Exercise prompt - Give the data again exactly as it appears.
====== Supplied material ======
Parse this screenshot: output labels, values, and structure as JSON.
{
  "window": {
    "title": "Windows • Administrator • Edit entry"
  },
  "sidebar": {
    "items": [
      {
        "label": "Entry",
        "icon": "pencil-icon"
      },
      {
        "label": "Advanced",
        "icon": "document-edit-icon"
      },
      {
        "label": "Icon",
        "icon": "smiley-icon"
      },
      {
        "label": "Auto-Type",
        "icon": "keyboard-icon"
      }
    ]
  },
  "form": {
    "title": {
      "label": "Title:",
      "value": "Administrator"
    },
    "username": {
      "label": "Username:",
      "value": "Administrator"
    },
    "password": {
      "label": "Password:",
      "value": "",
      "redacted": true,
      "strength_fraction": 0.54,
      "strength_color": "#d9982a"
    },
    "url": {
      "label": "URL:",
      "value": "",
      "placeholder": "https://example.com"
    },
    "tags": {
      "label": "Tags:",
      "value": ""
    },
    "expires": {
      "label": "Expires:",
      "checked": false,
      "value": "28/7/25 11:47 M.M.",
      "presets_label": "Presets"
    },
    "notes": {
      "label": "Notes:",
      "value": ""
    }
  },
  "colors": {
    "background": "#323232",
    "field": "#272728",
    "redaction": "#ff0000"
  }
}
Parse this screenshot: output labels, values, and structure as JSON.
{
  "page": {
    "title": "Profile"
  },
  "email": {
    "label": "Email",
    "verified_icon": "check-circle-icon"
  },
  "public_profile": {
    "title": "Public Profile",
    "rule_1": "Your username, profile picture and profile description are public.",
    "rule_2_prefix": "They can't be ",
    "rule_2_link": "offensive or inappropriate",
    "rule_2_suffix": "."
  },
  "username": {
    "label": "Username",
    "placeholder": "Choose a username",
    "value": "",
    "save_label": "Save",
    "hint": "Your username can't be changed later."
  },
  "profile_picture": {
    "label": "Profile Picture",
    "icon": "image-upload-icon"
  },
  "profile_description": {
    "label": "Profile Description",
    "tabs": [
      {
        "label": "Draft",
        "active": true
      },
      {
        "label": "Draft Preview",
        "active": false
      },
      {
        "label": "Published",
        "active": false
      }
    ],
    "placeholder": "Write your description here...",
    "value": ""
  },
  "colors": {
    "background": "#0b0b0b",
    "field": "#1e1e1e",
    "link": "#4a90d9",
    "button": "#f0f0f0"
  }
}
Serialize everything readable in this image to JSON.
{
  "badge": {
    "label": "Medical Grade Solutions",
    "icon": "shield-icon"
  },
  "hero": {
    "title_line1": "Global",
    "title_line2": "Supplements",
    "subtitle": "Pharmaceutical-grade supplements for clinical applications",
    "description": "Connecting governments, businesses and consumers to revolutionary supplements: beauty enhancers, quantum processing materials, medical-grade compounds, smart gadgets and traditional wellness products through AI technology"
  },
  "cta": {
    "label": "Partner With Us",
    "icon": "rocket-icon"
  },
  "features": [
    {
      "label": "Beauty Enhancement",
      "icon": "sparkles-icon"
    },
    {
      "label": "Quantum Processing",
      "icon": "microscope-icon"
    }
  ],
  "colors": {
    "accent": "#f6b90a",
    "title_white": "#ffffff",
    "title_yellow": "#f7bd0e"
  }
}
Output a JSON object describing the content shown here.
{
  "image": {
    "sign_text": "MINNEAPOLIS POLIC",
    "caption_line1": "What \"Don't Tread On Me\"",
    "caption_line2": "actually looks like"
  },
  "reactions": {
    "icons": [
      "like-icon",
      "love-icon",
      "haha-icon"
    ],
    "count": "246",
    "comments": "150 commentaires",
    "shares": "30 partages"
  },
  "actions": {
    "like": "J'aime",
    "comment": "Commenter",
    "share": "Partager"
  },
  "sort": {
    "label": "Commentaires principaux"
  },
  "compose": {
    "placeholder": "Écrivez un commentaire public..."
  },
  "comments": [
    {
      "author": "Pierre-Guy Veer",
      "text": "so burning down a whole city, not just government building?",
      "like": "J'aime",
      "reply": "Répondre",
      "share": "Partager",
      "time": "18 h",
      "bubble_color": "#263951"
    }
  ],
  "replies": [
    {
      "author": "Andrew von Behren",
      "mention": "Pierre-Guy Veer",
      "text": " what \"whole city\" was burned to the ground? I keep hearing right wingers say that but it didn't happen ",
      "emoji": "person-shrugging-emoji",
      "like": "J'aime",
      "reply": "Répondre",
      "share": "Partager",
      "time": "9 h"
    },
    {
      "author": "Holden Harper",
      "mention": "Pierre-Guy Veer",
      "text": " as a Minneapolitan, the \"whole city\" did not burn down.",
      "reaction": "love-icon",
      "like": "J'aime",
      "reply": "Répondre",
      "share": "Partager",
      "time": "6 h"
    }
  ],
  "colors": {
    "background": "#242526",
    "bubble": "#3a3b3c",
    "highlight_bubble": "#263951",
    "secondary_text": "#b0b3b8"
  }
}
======
Response -
Parse this screenshot: output labels, values, and structure as JSON.
{
  "window": {
    "title": "Windows • Administrator • Edit entry"
  },
  "sidebar": {
    "items": [
      {
        "label": "Entry",
        "icon": "pencil-icon"
      },
      {
        "label": "Advanced",
        "icon": "document-edit-icon"
      },
      {
        "label": "Icon",
        "icon": "smiley-icon"
      },
      {
        "label": "Auto-Type",
        "icon": "keyboard-icon"
      }
    ]
  },
  "form": {
    "title": {
      "label": "Title:",
      "value": "Administrator"
    },
    "username": {
      "label": "Username:",
      "value": "Administrator"
    },
    "password": {
      "label": "Password:",
      "value": "",
      "redacted": true,
      "strength_fraction": 0.54,
      "strength_color": "#d9982a"
    },
    "url": {
      "label": "URL:",
      "value": "",
      "placeholder": "https://example.com"
    },
    "tags": {
      "label": "Tags:",
      "value": ""
    },
    "expires": {
      "label": "Expires:",
      "checked": false,
      "value": "28/7/25 11:47 M.M.",
      "presets_label": "Presets"
    },
    "notes": {
      "label": "Notes:",
      "value": ""
    }
  },
  "colors": {
    "background": "#323232",
    "field": "#272728",
    "redaction": "#ff0000"
  }
}
Parse this screenshot: output labels, values, and structure as JSON.
{
  "page": {
    "title": "Profile"
  },
  "email": {
    "label": "Email",
    "verified_icon": "check-circle-icon"
  },
  "public_profile": {
    "title": "Public Profile",
    "rule_1": "Your username, profile picture and profile description are public.",
    "rule_2_prefix": "They can't be ",
    "rule_2_link": "offensive or inappropriate",
    "rule_2_suffix": "."
  },
  "username": {
    "label": "Username",
    "placeholder": "Choose a username",
    "value": "",
    "save_label": "Save",
    "hint": "Your username can't be changed later."
  },
  "profile_picture": {
    "label": "Profile Picture",
    "icon": "image-upload-icon"
  },
  "profile_description": {
    "label": "Profile Description",
    "tabs": [
      {
        "label": "Draft",
        "active": true
      },
      {
        "label": "Draft Preview",
        "active": false
      },
      {
        "label": "Published",
        "active": false
      }
    ],
    "placeholder": "Write your description here...",
    "value": ""
  },
  "colors": {
    "background": "#0b0b0b",
    "field": "#1e1e1e",
    "link": "#4a90d9",
    "button": "#f0f0f0"
  }
}
Serialize everything readable in this image to JSON.
{
  "badge": {
    "label": "Medical Grade Solutions",
    "icon": "shield-icon"
  },
  "hero": {
    "title_line1": "Global",
    "title_line2": "Supplements",
    "subtitle": "Pharmaceutical-grade supplements for clinical applications",
    "description": "Connecting governments, businesses and consumers to revolutionary supplements: beauty enhancers, quantum processing materials, medical-grade compounds, smart gadgets and traditional wellness products through AI technology"
  },
  "cta": {
    "label": "Partner With Us",
    "icon": "rocket-icon"
  },
  "features": [
    {
      "label": "Beauty Enhancement",
      "icon": "sparkles-icon"
    },
    {
      "label": "Quantum Processing",
      "icon": "microscope-icon"
    }
  ],
  "colors": {
    "accent": "#f6b90a",
    "title_white": "#ffffff",
    "title_yellow": "#f7bd0e"
  }
}
Output a JSON object describing the content shown here.
{
  "image": {
    "sign_text": "MINNEAPOLIS POLIC",
    "caption_line1": "What \"Don't Tread On Me\"",
    "caption_line2": "actually looks like"
  },
  "reactions": {
    "icons": [
      "like-icon",
      "love-icon",
      "haha-icon"
    ],
    "count": "246",
    "comments": "150 commentaires",
    "shares": "30 partages"
  },
  "actions": {
    "like": "J'aime",
    "comment": "Commenter",
    "share": "Partager"
  },
  "sort": {
    "label": "Commentaires principaux"
  },
  "compose": {
    "placeholder": "Écrivez un commentaire public..."
  },
  "comments": [
    {
      "author": "Pierre-Guy Veer",
      "text": "so burning down a whole city, not just government building?",
      "like": "J'aime",
      "reply": "Répondre",
      "share": "Partager",
      "time": "18 h",
      "bubble_color": "#263951"
    }
  ],
  "replies": [
    {
      "author": "Andrew von Behren",
      "mention": "Pierre-Guy Veer",
      "text": " what \"whole city\" was burned to the ground? I keep hearing right wingers say that but it didn't happen ",
      "emoji": "person-shrugging-emoji",
      "like": "J'aime",
      "reply": "Répondre",
      "share": "Partager",
      "time": "9 h"
    },
    {
      "author": "Holden Harper",
      "mention": "Pierre-Guy Veer",
      "text": " as a Minneapolitan, the \"whole city\" did not burn down.",
      "reaction": "love-icon",
      "like": "J'aime",
      "reply": "Répondre",
      "share": "Partager",
      "time": "6 h"
    }
  ],
  "colors": {
    "background": "#242526",
    "bubble": "#3a3b3c",
    "highlight_bubble": "#263951",
    "secondary_text": "#b0b3b8"
  }
}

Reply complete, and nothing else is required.